MANILA, Philippines – The country's most prominent businessmen and business groups flocked to Malacañang Palace on Monday, December 19, for the benefit of a small, embattled province in the southern Philippines: Sulu.
Tycoon Manny V. Pangilinan, SM's Tessie Sy-Coson, taipan Lucio Tan and his son Michael Tan were among the businessmen present at the "Negosyo Para Sa Kapayapaan sa Sulu: Christmas Town Hall with the President."
In the same hall as the country's billionaires were small agribusiness entrepreneurs from Sulu, Gawad Kalinga founder Tony Meloto, local government executives, and Cabinet secretaries.
The guest speaker for the event was none other than President Rodrigo Duterte who, according to Agriculture Secretary Manny Piñol, kickstarted the Save Sulu project by ordering Piñol to visit Sulu last September and see what could be done to help improve the lives of farmers and fishermen there.
Photo from PPD
Piñol quickly got in touch with Trade Secretary Ramon Lopez and Presidential Adviser on Entrepreneurship Joey Concepcion who thought of promoting entrepreneurship and linking Sulu farmers and fishermen to big businesses.
The idea snowballed with more and more business groups pledging support in various ways.
Below is the list of pledges made:
San Miguel Corporation
Bounty Fresh Food Incorporated
Lucio Tan Group, Federation of Filipino-Chinese Chambers of Commerce and Industry Incorporated (FFCCCII), and Representive Arthur Yap
KAPATID Agri Group
Aside from the commitments above, trade chief Lopez said the government wants to partner with top retailers to help Sulu farmers and fishermen earn more income.
His department has asked big companies like SM, Robinsons, Adobo Dragon Group, Rustan's Group, and Puregold "to allocate a specific space in their malls for free" to make products of small Sulu agri-entrepreneurs, farmers, and fishermen accessible to more buyers, said Lopez.
Screenshot from RTVM
These "GO Local" stores are intended to "provide a sustainable market for the agri sector, especially for our poor farmers," he added.
Duterte is also giving direct assistance to the initiative with his contribution of P1 billion from the Office of the President's budget to be used for loans for micro and small entrepreneurs.
P50 million of this will be just for Sulu projects and entrepreneurs.
"For the Sulu projects, we are happy to allocate P50 million for the Sulu farmers and all our projects that we will do for Sulu to jumpstart the economy in Sulu... If we do well, we can do another P50 million for that area," said Lopez.
Agriculture chief Piñol, meanwhile, said his department is giving tractors and farming implements to farmers for free and providing them with training.
Former Sulu governor Abdusakur Mihail Tan thanked the government and private sector for their help for his province, a group of islands unfortunately more famous for being a stronghold of terrorists and kidnap-for-ransom groups than for its rich natural resources and beauty.
Tan said he regrets the 67% poverty incidence rate in Sulu which is way above the national average of 21%.
"We need education.

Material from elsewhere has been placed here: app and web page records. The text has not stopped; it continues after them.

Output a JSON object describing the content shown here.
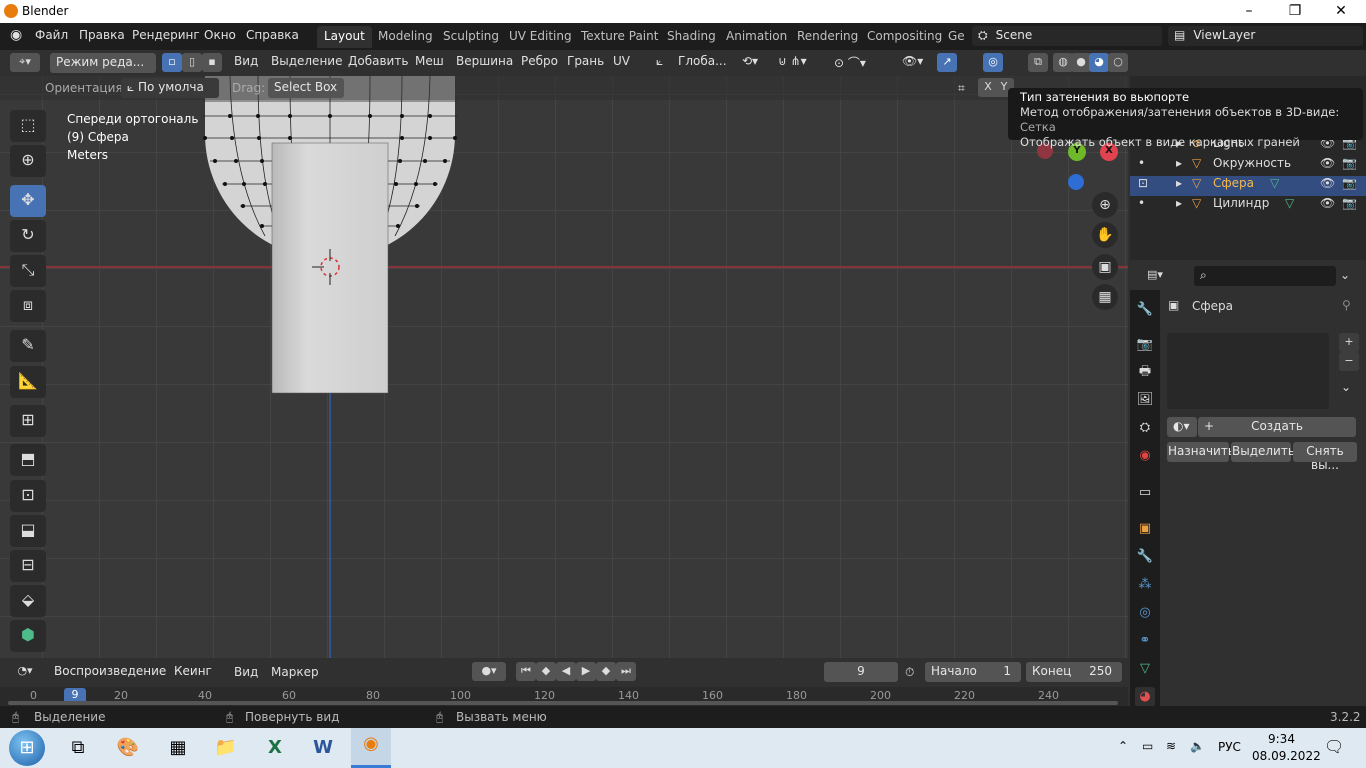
{
  "window": {
    "title": "Blender",
    "min": "–",
    "max": "❐",
    "close": "✕"
  },
  "menu": {
    "items": [
      "Файл",
      "Правка",
      "Рендеринг",
      "Окно",
      "Справка"
    ]
  },
  "workspaces": [
    "Layout",
    "Modeling",
    "Sculpting",
    "UV Editing",
    "Texture Paint",
    "Shading",
    "Animation",
    "Rendering",
    "Compositing",
    "Ge"
  ],
  "scene": {
    "label": "Scene"
  },
  "viewlayer": {
    "label": "ViewLayer"
  },
  "header3d": {
    "mode": "Режим реда...",
    "items": [
      "Вид",
      "Выделение",
      "Добавить",
      "Меш",
      "Вершина",
      "Ребро",
      "Грань",
      "UV"
    ],
    "orient": "Глоба..."
  },
  "toolopts": {
    "orient_label": "Ориентация:",
    "orient_value": "По умолча",
    "drag_label": "Drag:",
    "drag_value": "Select Box",
    "axes": [
      "X",
      "Y"
    ]
  },
  "viewport": {
    "view_name": "Спереди ортогональ",
    "object": "(9) Сфера",
    "units": "Meters"
  },
  "tooltip": {
    "line1": "Тип затенения во вьюпорте",
    "line2": "Метод отображения/затенения объектов в 3D-виде:",
    "line2_value": "Сетка",
    "line3": "Отображать объект в виде каркасных граней"
  },
  "gizmo": {
    "y": "Y",
    "x": "X"
  },
  "outliner": {
    "rows": [
      {
        "name": "Light",
        "selected": false
      },
      {
        "name": "Окружность",
        "selected": false
      },
      {
        "name": "Сфера",
        "selected": true
      },
      {
        "name": "Цилиндр",
        "selected": false
      }
    ]
  },
  "props": {
    "object_name": "Сфера",
    "create": "Создать",
    "assign": "Назначить",
    "select": "Выделить",
    "deselect": "Снять вы..."
  },
  "timeline": {
    "playback": "Воспроизведение",
    "keying": "Кеинг",
    "view": "Вид",
    "marker": "Маркер",
    "frame": "9",
    "start_label": "Начало",
    "start": "1",
    "end_label": "Конец",
    "end": "250",
    "ticks": [
      "0",
      "20",
      "40",
      "60",
      "80",
      "100",
      "120",
      "140",
      "160",
      "180",
      "200",
      "220",
      "240"
    ],
    "current": "9"
  },
  "status": {
    "select": "Выделение",
    "rotate": "Повернуть вид",
    "menu": "Вызвать меню",
    "version": "3.2.2"
  },
  "taskbar": {
    "lang": "РУС",
    "time": "9:34",
    "date": "08.09.2022"
  }
}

Even the criminals would like to see their children have medical attention, to have livelihood, to have homes, to have roofs over their heads, to have food on their tables. So we have been saying that war alone can never solve the problem. We need to address poverty," said Tan.
FFCCCII president Angel Yu agreed that Sulu has "so much potential" for business and tourism but that the security situation has "hindered" its growth. (READ: Risk and relaxation: What it's like to tour Sulu)
Duterte, in his speech, repeated his firm belief that "no progress or development can come to a country if there is no law and order."
Will the Duterte administration bring peace and prosperity to Sulu?
Pia Ranada covers the Office of the President and Bangsamoro regional issues for Rappler. While helping out with desk duties, she also watches the environment sector and the local government of Quezon City. For tips or story suggestions, you can reach her at firstname.lastname@example.org.